■ Page and application data records
<<<<
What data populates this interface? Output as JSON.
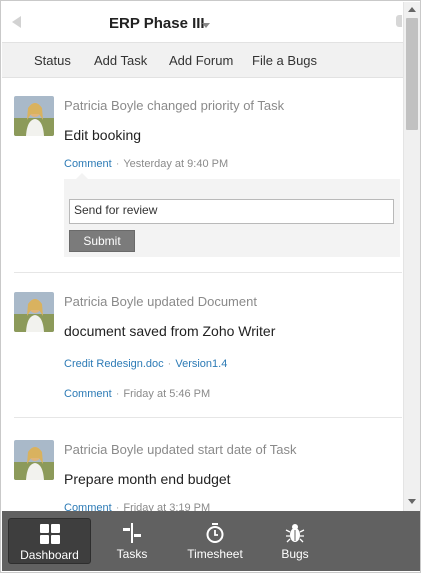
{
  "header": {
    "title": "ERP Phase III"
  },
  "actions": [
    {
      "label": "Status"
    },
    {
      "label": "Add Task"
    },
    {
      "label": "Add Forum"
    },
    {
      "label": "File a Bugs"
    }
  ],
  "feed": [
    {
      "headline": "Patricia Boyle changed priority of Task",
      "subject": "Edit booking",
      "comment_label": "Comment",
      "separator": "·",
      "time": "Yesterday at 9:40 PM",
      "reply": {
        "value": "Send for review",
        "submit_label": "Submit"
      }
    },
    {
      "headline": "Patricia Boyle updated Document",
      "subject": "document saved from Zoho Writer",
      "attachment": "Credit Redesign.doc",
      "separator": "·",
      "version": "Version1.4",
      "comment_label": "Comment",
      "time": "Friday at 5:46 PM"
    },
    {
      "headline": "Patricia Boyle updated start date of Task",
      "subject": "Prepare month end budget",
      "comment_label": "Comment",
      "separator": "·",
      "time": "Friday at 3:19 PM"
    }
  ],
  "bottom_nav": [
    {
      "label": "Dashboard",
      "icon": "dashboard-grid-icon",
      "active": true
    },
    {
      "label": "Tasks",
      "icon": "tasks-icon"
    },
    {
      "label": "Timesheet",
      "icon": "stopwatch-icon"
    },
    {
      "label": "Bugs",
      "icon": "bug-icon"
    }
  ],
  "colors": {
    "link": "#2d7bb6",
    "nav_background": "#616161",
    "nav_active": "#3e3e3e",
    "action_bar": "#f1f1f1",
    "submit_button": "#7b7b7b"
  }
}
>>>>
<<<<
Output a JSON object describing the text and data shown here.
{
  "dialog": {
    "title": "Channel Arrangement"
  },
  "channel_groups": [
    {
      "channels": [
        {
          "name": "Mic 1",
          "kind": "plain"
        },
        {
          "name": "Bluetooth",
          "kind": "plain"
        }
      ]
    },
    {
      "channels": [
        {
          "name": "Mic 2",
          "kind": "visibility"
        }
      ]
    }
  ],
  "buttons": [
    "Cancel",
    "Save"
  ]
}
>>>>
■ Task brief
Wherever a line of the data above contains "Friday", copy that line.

■ Reply
      "time": "Friday at 5:46 PM"
      "time": "Friday at 3:19 PM"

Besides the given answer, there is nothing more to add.